Berlin, Oct. 27 While the United
States' note inviting a secontl peace
conference at The Hague for the pur
pose of broadening and strengthening
tht original convention has not yet
been received by the? German govern
ment, the foreign office again empha
sizes to the AseK-iated Press Germany's
wish for another conference. This
must, however, avoid plans for univer
sal peace anil aim stdcly at practica
No i:tV-- on tin- War.
While the conference cannot have
any direct effect upon the Kusso-.lap-anese
war, since neither side wisht-s
outside interference, still questions
of international law have? arisen in
connection with this war which de
mand a settlement, and it lies to the
interest of the world's peace to reach
an international agre'oment on such
que'stions and get as many nations as
possible to subscribe to its terms.
AT CHICAGO IN CROWDS
Over 2,000 Members of Northern Illi
nois Association Expected in
Chicago. Oct. 27. Over 2,uuu school
teachers, members of the Northern Il
linois Teae-lurs' association, are ex
pected to attend a reception given by
the Chicago board of education in tin;
Art institute this evening. This recep
tion is the lirs! event in the teachers
annual convention, which will be' held
in the First Methodist church of Kvan
ston. The- sessions will continue
EFFORT TO CORNER
STEEL IS RUMORED
Trust Said to be Getting at Object
Through Control of Coke
Pittsburg. Pa.. Oct. 27. It is declar
ed here that in order to secure control
of most of the iron and steel trade of
the world the I'nite-d States Steel Cor
poration is seeking to corner tin; coke
mark t and is buying coke in the open
market in large quantifies. Coke ':i
large- fae-tor in the produetion ef pig
Iron, and a coke cenner would mean a
pig iron coiner.
HONG KONG FREIGHT
LEFT AT VANCOUVER
Canadian Pacific Steimship Company
Takes No Chances in
Victoria. Oft. 27 The report that,
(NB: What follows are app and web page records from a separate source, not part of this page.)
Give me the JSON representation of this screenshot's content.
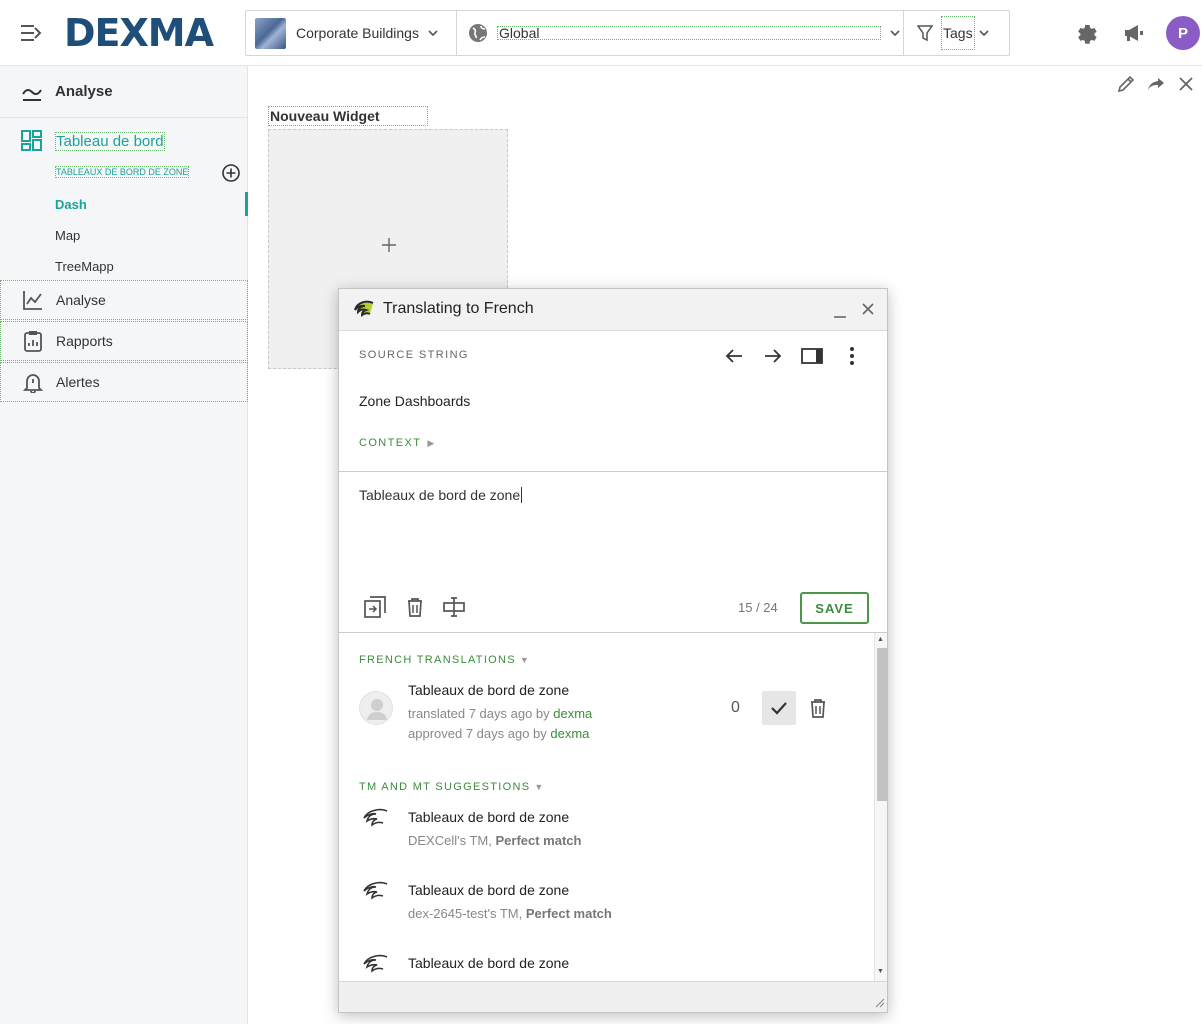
{
  "header": {
    "logo_text": "DEXMA",
    "location_selector": "Corporate Buildings",
    "scope_selector": "Global",
    "tags_label": "Tags",
    "avatar_initial": "P"
  },
  "sidebar": {
    "section_title": "Analyse",
    "dashboard_title": "Tableau de bord",
    "zone_dashboards_label": "TABLEAUX DE BORD DE ZONE",
    "sub_items": [
      "Dash",
      "Map",
      "TreeMapp"
    ],
    "items": [
      {
        "label": "Analyse",
        "icon": "chart-line-icon"
      },
      {
        "label": "Rapports",
        "icon": "clipboard-icon"
      },
      {
        "label": "Alertes",
        "icon": "bell-icon"
      }
    ]
  },
  "main": {
    "widget_title": "Nouveau Widget",
    "widget_add_symbol": "+"
  },
  "dialog": {
    "title": "Translating to French",
    "source_label": "SOURCE STRING",
    "source_string": "Zone Dashboards",
    "context_label": "CONTEXT",
    "context_arrow": "▶",
    "translation_value": "Tableaux de bord de zone",
    "char_count": "15 / 24",
    "save_label": "SAVE",
    "translations_section": "FRENCH TRANSLATIONS",
    "section_arrow": "▼",
    "existing_translation": {
      "text": "Tableaux de bord de zone",
      "translated_prefix": "translated 7 days ago by ",
      "translated_user": "dexma",
      "approved_prefix": "approved 7 days ago by ",
      "approved_user": "dexma",
      "votes": "0"
    },
    "suggestions_section": "TM AND MT SUGGESTIONS",
    "suggestions": [
      {
        "text": "Tableaux de bord de zone",
        "source": "DEXCell's TM, ",
        "match": "Perfect match"
      },
      {
        "text": "Tableaux de bord de zone",
        "source": "dex-2645-test's TM, ",
        "match": "Perfect match"
      },
      {
        "text": "Tableaux de bord de zone",
        "source": "",
        "match": ""
      }
    ]
  },
  "colors": {
    "teal_accent": "#1aa39a",
    "green_accent": "#3c8c3c",
    "logo_blue": "#1f4e79",
    "avatar_purple": "#8a5cc6"
  }
}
the Canadian Pacific: Steamship Km
press Japan has been ordered to pro
ceed no further thai Yokohama this
trip and all her Hong Kong freight ha-t
been disemba rded again at Vancouver
has caused much excitement in navy
FILE CANAL OVERFLOW SUITS
Property Owners on Desplaines and II
Illinois Sue for $325,531.
Chicagf). Oct. 27. Notice that suit
for damages for overflow in the Ues
plahicri and Illinois rivers amounting
to $32.".r,:;i will be begun against the
drainage bejard was received by that
body yesterday. The claimants are
in La Salle, Tazewell, I)u Page and
Putnam counties. The board purchas
ed from thej Nebraska City Packing
company for $110,Wt 27.." 00 square
feet. ,f the Nebraska elevator at Twenty-second
street for the purpose of
widening the )-;outh branch.